I also urged bird-keepers to ensure that they have plenty of food ready for their birds in case this Covid-19 lockdown is a long haul. Read the first set of tips here
Food purchased from a company such as Haith’s may have sufficed during the winter months but can now be usefully supplemented in various ways. Supplements vary widely. They can, of course, be ordered from the company. Alternatively, especially now that we are all confined, additional appetising food items can be concocted from produce in the kitchen - such as a slice of apple (much favoured by some finches) or boiled egg. Even the eggshell can be used. Dried and crushed and then mixed with seed, eggshell provides an extra boost of calcium – important for all birds, but especially for females (hens) as they enter the breeding season.
These dandelion heads look healthy, but why is the chickweed so dry and wilting? It is probably just desiccated following the hot weather, but spraying cannot be excluded
Wild food is now becoming freely available in the form of such “weeds” as dandelions, groundsel and chickweed. These can be collected by the roadside, on one’s daily walk, as well as from rough, waste, areas of ground, both in town and in the country. There appear to be more such plants growing than one would expect at present, probably a result of less traffic and reduced clearing and cutting of the roadside verges. The spraying of land with herbicidal and other chemicals is also likely to be less widespread now but, as every experienced bird-keeper knows, it is always good practice to wash leaves and seed heads from wild plants in cold running water before offering them to birds.
A roadside junction where various “weeds”, many suitable for feeding birds, grow undisturbed
The corner and one edge of this farmer’s field shows dead, brown, vegetation indicative of spraying, probably with glyphosate (“Roundup”). Avoid collecting wild plants in such an area
As I stressed in my first set of “Tips for bird-keepers”, one of the few benefits of the Covid-19 lock-down is that the fancier can devote much more attention to birds. Time just sitting and watching is well-spent. Not only can this help in ‘managemental’ decisions, such as the choice of birds for pairing-up, but it can also assist in the early detection of disease. Everyone knows that a good bird-keeper recognises ill-health in his/her charges long before a vet is likely to do so – even one like me who has kept birds during long periods of my life. Now, then, is the time to hone those skills. Watch how individual birds behave and how they react to one another. Check that there are no obvious signs of impending ill-health, such as pronounced respiration, fluffed-up feathers, or asymmetry of the eyes (one eye more round or oval than the other).
Examining droppings (in this case from a pigeon), using a hand-lens

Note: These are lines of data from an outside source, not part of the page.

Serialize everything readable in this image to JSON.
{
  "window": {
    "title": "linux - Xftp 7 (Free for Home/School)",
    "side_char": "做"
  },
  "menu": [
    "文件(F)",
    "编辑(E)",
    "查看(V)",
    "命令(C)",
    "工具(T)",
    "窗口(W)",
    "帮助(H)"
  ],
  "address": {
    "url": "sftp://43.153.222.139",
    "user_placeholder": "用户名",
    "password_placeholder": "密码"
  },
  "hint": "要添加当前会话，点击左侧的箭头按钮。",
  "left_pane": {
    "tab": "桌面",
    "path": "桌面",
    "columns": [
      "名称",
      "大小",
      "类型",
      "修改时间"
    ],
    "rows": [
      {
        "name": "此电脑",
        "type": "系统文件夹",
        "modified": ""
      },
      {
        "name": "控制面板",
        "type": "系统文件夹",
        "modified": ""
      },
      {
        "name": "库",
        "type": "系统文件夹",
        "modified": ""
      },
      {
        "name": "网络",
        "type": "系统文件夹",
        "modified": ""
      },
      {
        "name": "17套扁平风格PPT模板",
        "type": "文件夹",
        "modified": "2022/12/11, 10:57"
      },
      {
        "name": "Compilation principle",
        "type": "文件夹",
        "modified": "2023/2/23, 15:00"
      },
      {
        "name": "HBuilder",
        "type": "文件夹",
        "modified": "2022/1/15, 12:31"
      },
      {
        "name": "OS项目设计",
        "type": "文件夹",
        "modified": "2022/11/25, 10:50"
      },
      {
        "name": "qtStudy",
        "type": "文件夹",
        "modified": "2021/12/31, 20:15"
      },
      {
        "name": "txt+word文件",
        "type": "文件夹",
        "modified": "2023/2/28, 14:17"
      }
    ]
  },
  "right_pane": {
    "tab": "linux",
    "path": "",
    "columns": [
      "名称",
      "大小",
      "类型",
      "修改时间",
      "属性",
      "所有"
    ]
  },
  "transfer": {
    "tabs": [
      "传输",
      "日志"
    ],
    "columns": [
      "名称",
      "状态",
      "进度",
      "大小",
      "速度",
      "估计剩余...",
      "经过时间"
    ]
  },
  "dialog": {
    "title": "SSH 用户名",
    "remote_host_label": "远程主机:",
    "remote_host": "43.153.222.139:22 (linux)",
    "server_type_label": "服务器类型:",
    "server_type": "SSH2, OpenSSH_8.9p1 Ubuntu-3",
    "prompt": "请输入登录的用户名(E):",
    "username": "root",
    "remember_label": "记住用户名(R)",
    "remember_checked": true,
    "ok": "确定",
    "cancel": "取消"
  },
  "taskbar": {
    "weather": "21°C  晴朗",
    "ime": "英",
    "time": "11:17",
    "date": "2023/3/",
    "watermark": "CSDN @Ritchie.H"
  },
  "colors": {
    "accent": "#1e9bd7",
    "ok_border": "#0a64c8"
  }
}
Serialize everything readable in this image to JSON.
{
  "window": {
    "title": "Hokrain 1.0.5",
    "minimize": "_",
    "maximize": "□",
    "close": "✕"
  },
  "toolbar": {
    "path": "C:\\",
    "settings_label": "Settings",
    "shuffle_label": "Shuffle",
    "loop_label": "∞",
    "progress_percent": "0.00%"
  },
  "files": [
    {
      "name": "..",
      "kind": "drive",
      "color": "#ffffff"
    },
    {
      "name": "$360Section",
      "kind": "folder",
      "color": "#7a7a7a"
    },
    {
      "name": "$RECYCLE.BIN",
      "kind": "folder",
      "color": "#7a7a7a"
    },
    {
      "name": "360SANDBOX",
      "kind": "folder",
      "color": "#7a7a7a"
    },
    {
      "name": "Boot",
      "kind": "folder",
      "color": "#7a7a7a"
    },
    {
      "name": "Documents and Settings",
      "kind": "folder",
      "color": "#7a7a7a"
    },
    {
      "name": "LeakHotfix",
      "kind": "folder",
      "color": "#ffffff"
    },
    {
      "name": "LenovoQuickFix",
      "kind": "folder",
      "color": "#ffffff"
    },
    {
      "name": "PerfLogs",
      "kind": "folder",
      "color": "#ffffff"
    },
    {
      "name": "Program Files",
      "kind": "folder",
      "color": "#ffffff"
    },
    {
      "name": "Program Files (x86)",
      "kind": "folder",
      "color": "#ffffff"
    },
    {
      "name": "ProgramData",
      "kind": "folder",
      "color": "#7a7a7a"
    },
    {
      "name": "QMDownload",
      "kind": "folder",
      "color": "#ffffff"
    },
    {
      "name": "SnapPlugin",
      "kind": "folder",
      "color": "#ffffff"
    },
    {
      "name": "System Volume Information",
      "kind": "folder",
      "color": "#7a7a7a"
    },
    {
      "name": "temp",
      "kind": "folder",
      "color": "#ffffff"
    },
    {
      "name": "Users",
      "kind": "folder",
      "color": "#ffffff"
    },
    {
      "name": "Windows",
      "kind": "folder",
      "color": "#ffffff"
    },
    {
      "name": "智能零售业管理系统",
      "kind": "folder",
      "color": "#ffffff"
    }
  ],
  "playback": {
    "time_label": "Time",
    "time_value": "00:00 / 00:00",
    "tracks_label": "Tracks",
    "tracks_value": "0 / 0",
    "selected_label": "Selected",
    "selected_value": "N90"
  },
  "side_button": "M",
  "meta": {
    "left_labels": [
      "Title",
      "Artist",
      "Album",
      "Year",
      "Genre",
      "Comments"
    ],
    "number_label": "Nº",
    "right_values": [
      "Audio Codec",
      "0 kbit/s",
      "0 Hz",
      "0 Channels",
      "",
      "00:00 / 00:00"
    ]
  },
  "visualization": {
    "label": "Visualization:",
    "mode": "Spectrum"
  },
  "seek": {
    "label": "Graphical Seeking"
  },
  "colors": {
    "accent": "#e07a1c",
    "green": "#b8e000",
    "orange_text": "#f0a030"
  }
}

When cleaning a cage or nest box, be sure to observe the droppings carefully – a hand-lens/ magnifying glass can help. Remember that changes in the white (urate) portion of the dropping may indicate a problem with the kidneys while alterations in the dark part reflect what is happening in the bird’ intestinal tract.
Healthy baby budgerigars, only just a few days old. Normal droppings can be seen amongst the nest material.
*Photo courtesy of Chris Snell
If a bird is unwell, isolate it and apply TLC (tender loving care), especially provision of warmth and water to drink. Be prepared to encourage or help the bird to drink and feed – bird-keepers are good at this!
I shall write about getting access to veterinary advice in “Tips” “no 3”.
John E Cooper FRCVS
Veterinary Advisor to Haith’s.